### [Required work]
Retype each record below word for word. Leave the pictures out.

### [Source data]
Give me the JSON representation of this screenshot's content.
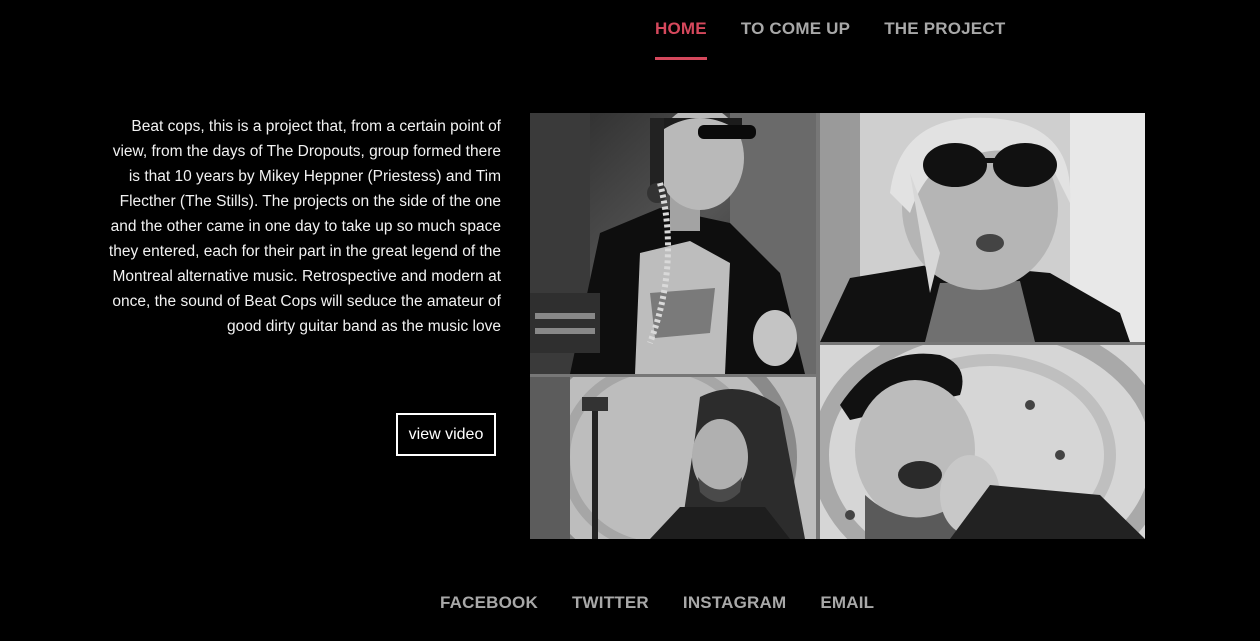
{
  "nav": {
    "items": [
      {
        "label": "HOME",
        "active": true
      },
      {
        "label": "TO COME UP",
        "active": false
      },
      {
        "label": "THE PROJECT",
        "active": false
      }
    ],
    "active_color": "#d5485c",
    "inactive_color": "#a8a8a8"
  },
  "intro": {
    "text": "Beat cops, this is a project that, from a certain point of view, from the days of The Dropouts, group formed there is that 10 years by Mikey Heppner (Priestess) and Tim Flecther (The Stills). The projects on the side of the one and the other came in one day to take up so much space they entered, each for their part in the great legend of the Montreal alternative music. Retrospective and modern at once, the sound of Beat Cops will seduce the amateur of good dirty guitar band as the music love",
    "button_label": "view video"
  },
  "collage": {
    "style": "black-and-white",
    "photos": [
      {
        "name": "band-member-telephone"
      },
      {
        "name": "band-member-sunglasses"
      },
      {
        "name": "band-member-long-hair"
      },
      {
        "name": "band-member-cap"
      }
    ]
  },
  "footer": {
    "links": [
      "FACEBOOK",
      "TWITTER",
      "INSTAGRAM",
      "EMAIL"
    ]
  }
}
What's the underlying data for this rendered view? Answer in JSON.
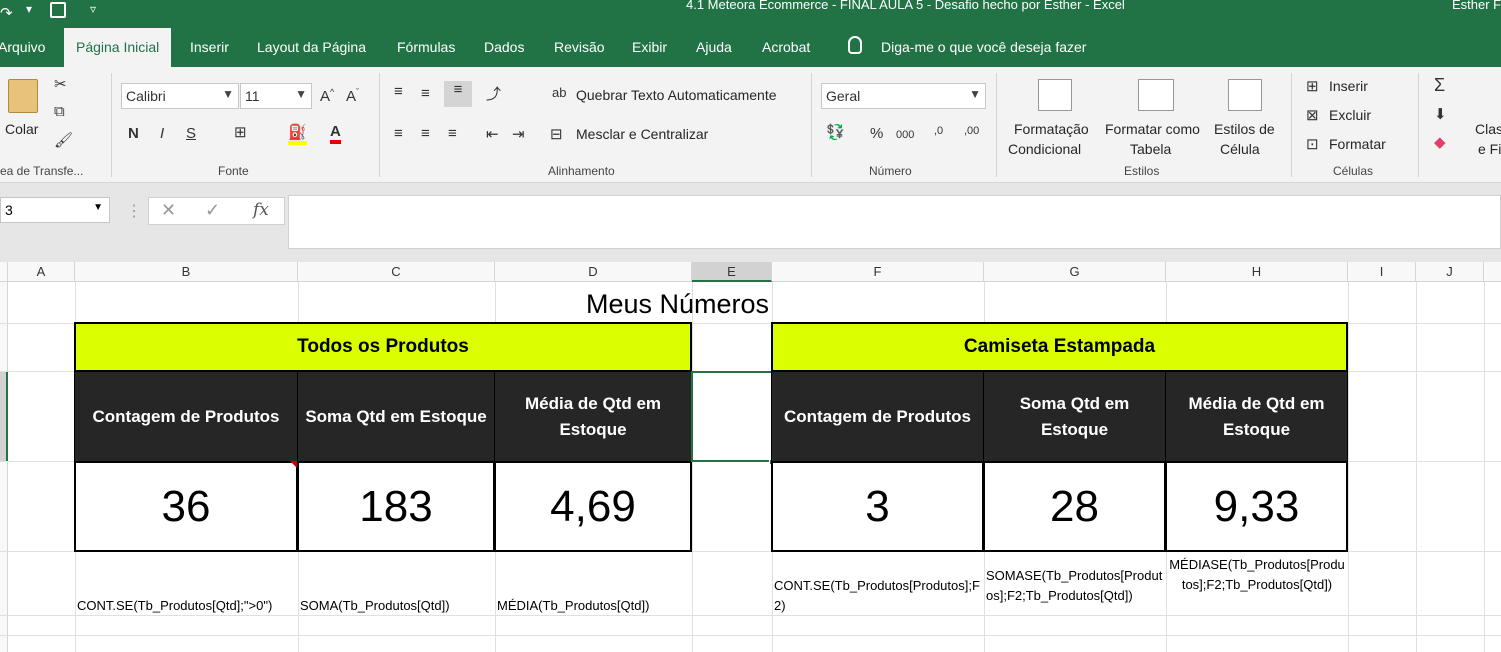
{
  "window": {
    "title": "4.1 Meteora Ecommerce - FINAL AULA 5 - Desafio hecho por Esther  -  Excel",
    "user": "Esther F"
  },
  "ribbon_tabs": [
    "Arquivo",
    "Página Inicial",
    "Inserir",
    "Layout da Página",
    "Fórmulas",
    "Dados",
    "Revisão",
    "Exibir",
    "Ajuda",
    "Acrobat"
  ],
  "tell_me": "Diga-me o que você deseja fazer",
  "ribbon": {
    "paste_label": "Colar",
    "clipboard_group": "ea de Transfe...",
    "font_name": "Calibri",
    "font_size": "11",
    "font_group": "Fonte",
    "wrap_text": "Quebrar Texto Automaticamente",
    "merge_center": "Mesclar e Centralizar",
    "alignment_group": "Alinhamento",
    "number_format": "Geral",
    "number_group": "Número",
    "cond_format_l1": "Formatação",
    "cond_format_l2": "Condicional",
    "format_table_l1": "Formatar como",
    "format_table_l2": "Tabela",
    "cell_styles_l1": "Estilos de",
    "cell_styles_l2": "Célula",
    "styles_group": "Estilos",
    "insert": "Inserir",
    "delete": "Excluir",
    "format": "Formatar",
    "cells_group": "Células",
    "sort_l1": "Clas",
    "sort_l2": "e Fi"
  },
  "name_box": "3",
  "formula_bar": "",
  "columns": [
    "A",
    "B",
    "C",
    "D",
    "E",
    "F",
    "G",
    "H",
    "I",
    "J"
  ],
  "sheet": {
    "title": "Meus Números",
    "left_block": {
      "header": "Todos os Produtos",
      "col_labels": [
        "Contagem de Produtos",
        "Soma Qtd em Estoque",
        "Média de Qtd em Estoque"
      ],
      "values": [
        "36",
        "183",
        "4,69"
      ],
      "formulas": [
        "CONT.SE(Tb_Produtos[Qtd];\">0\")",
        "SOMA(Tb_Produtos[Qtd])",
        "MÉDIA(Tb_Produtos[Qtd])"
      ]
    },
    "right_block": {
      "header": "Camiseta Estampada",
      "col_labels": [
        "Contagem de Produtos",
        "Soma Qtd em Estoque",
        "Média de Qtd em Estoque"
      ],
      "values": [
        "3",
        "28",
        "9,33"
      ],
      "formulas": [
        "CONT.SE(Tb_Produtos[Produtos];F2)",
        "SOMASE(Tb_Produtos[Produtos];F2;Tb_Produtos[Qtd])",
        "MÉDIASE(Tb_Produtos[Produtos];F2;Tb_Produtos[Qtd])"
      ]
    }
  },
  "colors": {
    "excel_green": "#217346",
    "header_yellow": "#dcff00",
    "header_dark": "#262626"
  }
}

### [Reply to the task]
Give me the JSON representation of this screenshot's content.
{
  "nav": {
    "items": [
      {
        "label": "HOME",
        "active": true
      },
      {
        "label": "TO COME UP",
        "active": false
      },
      {
        "label": "THE PROJECT",
        "active": false
      }
    ],
    "active_color": "#d5485c",
    "inactive_color": "#a8a8a8"
  },
  "intro": {
    "text": "Beat cops, this is a project that, from a certain point of view, from the days of The Dropouts, group formed there is that 10 years by Mikey Heppner (Priestess) and Tim Flecther (The Stills). The projects on the side of the one and the other came in one day to take up so much space they entered, each for their part in the great legend of the Montreal alternative music. Retrospective and modern at once, the sound of Beat Cops will seduce the amateur of good dirty guitar band as the music love",
    "button_label": "view video"
  },
  "collage": {
    "style": "black-and-white",
    "photos": [
      {
        "name": "band-member-telephone"
      },
      {
        "name": "band-member-sunglasses"
      },
      {
        "name": "band-member-long-hair"
      },
      {
        "name": "band-member-cap"
      }
    ]
  },
  "footer": {
    "links": [
      "FACEBOOK",
      "TWITTER",
      "INSTAGRAM",
      "EMAIL"
    ]
  }
}
What's the underlying data for this rendered view? Answer in JSON.
{
  "window": {
    "title": "4.1 Meteora Ecommerce - FINAL AULA 5 - Desafio hecho por Esther  -  Excel",
    "user": "Esther F"
  },
  "ribbon_tabs": [
    "Arquivo",
    "Página Inicial",
    "Inserir",
    "Layout da Página",
    "Fórmulas",
    "Dados",
    "Revisão",
    "Exibir",
    "Ajuda",
    "Acrobat"
  ],
  "tell_me": "Diga-me o que você deseja fazer",
  "ribbon": {
    "paste_label": "Colar",
    "clipboard_group": "ea de Transfe...",
    "font_name": "Calibri",
    "font_size": "11",
    "font_group": "Fonte",
    "wrap_text": "Quebrar Texto Automaticamente",
    "merge_center": "Mesclar e Centralizar",
    "alignment_group": "Alinhamento",
    "number_format": "Geral",
    "number_group": "Número",
    "cond_format_l1": "Formatação",
    "cond_format_l2": "Condicional",
    "format_table_l1": "Formatar como",
    "format_table_l2": "Tabela",
    "cell_styles_l1": "Estilos de",
    "cell_styles_l2": "Célula",
    "styles_group": "Estilos",
    "insert": "Inserir",
    "delete": "Excluir",
    "format": "Formatar",
    "cells_group": "Células",
    "sort_l1": "Clas",
    "sort_l2": "e Fi"
  },
  "name_box": "3",
  "formula_bar": "",
  "columns": [
    "A",
    "B",
    "C",
    "D",
    "E",
    "F",
    "G",
    "H",
    "I",
    "J"
  ],
  "sheet": {
    "title": "Meus Números",
    "left_block": {
      "header": "Todos os Produtos",
      "col_labels": [
        "Contagem de Produtos",
        "Soma Qtd em Estoque",
        "Média de Qtd em Estoque"
      ],
      "values": [
        "36",
        "183",
        "4,69"
      ],
      "formulas": [
        "CONT.SE(Tb_Produtos[Qtd];\">0\")",
        "SOMA(Tb_Produtos[Qtd])",
        "MÉDIA(Tb_Produtos[Qtd])"
      ]
    },
    "right_block": {
      "header": "Camiseta Estampada",
      "col_labels": [
        "Contagem de Produtos",
        "Soma Qtd em Estoque",
        "Média de Qtd em Estoque"
      ],
      "values": [
        "3",
        "28",
        "9,33"
      ],
      "formulas": [
        "CONT.SE(Tb_Produtos[Produtos];F2)",
        "SOMASE(Tb_Produtos[Produtos];F2;Tb_Produtos[Qtd])",
        "MÉDIASE(Tb_Produtos[Produtos];F2;Tb_Produtos[Qtd])"
      ]
    }
  },
  "colors": {
    "excel_green": "#217346",
    "header_yellow": "#dcff00",
    "header_dark": "#262626"
  }
}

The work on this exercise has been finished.